Now that BP is resuming oil exploration in the Gulf of Mexico, the energy giant is looking to revive its image among those who remember the tragic Deepwater Horizon leak that spilled almost 5 million barrels of oil into the Gulf in 2010.
BP won eleven tracts in the latest lease sale in the Gulf, which was the first since the well blowout that caused eleven deaths, Forbes.com reports.
The Environmental Protection Agency announced a new rule on Wednesday aimed at reducing the amount of mercury and other toxic emissions from power plants. It is unlikely to improve Texas officials' low opinion of the agency.
"This is a victory for public health, especially the health of our children," said Lisa Jackson, the EPA's head, as she announced the rules at a children's medical center in Washington, D.C.
The rules will take full effect in 2016, Jackson said. "Before this rule, there were no national standards limiting the amount of mercury, arsenic, chromium, nickel and acid gases," she said.
Protestors gathered in front of the federal courthouse in downtown Austin this afternoon to denounce a deal struck in Congress that would extend a payroll tax cut by two months in exchange for a measure to speed up a decision on the Keystone XL Pipeline. The transcontinental pipeline would transport oil from Alberta, Canada to the Texas Gulf Coast.
One of the major sticking points between the House and the Senate as they face off over end-of-year legislation is the controversial Keystone XL pipeline. The bill the House passed Tuesday contains a provision forcing President Obama to decide on the pipeline within 60 days.

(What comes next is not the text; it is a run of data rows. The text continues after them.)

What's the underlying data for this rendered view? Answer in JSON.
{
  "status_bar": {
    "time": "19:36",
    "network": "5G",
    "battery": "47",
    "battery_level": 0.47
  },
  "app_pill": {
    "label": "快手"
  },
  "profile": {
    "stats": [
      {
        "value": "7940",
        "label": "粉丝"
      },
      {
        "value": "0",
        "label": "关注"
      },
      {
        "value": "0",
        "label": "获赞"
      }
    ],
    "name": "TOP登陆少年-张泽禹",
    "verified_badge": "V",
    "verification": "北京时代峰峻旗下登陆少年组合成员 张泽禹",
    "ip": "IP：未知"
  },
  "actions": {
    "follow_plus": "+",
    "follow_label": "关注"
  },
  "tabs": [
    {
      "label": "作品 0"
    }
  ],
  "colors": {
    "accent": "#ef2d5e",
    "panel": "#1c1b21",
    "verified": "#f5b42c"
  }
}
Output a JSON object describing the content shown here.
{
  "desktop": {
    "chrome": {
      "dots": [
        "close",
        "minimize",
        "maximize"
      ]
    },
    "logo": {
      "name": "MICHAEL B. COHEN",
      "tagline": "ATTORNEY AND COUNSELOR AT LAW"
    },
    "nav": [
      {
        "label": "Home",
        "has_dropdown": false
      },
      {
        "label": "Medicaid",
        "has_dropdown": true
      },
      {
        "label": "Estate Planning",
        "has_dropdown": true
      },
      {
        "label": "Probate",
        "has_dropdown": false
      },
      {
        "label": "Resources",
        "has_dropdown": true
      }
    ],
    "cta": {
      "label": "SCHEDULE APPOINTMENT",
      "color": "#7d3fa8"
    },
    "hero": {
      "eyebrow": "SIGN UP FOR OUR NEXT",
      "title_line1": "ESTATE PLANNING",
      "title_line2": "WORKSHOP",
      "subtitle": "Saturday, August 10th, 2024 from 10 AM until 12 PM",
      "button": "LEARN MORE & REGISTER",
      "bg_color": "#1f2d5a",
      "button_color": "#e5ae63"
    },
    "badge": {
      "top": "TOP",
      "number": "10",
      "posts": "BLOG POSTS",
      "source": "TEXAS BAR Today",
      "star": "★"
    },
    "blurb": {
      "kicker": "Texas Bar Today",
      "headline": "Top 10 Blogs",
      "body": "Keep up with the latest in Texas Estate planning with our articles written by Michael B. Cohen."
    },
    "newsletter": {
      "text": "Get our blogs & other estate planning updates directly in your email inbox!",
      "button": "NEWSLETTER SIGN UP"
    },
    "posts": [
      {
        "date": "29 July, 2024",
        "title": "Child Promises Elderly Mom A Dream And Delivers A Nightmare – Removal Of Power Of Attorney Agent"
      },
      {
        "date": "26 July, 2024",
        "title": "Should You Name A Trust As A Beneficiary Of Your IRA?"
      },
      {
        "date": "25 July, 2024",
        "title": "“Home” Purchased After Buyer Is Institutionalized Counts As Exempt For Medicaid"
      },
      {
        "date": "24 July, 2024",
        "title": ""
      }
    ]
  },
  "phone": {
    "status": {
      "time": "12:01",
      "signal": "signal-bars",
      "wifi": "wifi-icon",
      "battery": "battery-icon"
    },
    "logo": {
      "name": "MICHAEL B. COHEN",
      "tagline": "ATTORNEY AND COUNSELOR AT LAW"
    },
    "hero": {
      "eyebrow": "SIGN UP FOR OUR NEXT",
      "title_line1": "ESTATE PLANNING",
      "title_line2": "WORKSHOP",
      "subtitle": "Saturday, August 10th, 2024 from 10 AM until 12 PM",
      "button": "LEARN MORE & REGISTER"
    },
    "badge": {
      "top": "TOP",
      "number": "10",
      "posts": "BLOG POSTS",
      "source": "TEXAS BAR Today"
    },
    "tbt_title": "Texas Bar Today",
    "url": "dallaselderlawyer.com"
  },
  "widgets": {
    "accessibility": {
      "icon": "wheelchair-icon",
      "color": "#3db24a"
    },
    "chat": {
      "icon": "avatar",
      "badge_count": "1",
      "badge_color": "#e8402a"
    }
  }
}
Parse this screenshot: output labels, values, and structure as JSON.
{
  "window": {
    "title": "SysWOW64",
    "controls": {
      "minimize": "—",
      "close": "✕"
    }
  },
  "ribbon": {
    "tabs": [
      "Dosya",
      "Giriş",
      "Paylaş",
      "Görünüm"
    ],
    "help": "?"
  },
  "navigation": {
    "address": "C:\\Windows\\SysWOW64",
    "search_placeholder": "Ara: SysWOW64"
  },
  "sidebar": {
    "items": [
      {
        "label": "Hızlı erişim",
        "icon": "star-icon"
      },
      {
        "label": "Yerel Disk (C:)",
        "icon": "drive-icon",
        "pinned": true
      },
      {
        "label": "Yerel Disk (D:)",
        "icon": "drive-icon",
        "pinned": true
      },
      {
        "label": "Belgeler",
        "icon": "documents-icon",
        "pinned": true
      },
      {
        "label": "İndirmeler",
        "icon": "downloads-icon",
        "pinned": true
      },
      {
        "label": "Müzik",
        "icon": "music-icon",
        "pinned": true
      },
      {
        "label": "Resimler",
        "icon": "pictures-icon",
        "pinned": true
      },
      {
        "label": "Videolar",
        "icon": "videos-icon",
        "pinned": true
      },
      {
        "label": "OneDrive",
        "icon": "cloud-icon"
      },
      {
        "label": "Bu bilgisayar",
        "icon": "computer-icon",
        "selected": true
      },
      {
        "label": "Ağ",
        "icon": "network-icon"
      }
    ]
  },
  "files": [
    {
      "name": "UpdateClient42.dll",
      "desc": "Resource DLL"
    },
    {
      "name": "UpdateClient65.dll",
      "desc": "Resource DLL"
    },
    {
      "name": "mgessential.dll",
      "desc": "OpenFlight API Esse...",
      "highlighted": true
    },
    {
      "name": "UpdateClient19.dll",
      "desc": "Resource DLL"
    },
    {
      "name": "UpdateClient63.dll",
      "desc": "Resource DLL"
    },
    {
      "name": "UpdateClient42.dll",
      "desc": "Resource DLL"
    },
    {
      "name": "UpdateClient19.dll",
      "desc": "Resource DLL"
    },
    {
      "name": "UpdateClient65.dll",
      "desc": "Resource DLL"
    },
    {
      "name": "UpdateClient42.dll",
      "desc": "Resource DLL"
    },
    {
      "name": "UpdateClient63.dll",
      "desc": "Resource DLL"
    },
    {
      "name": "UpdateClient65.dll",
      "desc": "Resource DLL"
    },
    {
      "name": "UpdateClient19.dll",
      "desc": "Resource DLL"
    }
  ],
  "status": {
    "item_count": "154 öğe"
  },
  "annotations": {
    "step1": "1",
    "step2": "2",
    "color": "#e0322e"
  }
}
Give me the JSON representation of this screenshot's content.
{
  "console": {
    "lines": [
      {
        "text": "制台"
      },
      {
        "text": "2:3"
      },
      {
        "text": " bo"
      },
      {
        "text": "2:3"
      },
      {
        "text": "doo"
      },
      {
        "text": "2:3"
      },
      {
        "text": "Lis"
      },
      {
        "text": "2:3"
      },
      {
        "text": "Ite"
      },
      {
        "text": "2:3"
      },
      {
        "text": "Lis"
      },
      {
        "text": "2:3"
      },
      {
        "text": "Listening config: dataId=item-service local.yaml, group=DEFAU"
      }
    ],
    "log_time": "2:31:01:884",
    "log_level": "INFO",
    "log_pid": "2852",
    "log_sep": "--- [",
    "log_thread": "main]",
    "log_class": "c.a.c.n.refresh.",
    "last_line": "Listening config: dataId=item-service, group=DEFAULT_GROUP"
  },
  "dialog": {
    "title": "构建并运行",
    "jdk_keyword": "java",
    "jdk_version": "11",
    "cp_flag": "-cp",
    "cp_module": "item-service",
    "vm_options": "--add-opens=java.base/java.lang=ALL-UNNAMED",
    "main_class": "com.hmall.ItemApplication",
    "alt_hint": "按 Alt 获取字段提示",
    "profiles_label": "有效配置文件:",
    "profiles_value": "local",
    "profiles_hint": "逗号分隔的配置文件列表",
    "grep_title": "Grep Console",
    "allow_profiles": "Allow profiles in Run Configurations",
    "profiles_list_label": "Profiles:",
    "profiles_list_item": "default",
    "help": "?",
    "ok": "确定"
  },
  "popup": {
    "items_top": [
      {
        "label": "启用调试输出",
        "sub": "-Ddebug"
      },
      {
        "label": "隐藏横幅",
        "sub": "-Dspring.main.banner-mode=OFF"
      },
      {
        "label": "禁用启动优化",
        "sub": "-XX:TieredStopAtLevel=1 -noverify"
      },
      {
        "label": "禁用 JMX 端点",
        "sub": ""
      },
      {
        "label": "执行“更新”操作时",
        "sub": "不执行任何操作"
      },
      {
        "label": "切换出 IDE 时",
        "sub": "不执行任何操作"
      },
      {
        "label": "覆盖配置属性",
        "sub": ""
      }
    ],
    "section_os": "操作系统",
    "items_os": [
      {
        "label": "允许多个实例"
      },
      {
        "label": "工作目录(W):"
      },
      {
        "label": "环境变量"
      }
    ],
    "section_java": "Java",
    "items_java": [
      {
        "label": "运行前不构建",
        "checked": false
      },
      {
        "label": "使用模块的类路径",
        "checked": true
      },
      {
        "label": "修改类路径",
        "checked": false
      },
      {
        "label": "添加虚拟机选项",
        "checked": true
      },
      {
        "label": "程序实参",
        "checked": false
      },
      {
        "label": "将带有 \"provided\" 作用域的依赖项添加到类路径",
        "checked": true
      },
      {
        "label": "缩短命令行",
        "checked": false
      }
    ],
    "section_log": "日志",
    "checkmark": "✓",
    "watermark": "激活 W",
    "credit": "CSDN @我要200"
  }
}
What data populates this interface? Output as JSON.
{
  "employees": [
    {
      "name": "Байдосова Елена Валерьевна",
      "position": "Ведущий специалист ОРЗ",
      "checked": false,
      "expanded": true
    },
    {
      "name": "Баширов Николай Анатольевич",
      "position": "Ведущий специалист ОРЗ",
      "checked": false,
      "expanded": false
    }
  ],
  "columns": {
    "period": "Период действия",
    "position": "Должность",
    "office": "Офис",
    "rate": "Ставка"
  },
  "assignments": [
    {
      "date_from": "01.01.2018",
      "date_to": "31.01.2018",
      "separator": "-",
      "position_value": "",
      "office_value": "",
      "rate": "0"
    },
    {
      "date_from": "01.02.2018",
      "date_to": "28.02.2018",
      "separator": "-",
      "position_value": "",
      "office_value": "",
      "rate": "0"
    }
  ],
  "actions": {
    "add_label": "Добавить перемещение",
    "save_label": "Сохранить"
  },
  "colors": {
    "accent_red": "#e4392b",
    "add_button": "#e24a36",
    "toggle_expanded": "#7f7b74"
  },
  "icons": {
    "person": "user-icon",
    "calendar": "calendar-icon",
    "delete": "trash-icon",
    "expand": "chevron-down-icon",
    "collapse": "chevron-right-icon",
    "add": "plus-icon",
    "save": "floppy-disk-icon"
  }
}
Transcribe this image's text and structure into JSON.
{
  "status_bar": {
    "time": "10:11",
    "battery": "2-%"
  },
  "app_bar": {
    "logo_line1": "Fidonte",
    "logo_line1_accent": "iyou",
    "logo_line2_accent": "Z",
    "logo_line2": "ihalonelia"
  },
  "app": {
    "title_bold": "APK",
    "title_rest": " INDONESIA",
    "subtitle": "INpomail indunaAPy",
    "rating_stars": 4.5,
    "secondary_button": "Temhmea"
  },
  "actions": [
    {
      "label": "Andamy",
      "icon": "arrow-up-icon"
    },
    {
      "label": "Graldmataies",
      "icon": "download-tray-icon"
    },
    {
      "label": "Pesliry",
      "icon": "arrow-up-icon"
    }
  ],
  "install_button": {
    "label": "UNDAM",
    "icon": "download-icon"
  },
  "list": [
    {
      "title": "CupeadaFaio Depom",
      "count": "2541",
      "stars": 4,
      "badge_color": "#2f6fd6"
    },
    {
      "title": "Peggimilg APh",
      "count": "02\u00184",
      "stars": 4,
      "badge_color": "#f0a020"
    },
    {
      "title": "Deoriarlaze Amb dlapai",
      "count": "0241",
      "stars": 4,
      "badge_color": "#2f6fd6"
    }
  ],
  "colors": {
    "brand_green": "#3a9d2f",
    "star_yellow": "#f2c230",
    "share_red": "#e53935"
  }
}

Republicans say this project should move ahead quickly because it will create thousands of jobs. But just how many jobs would be created is a matter of contention.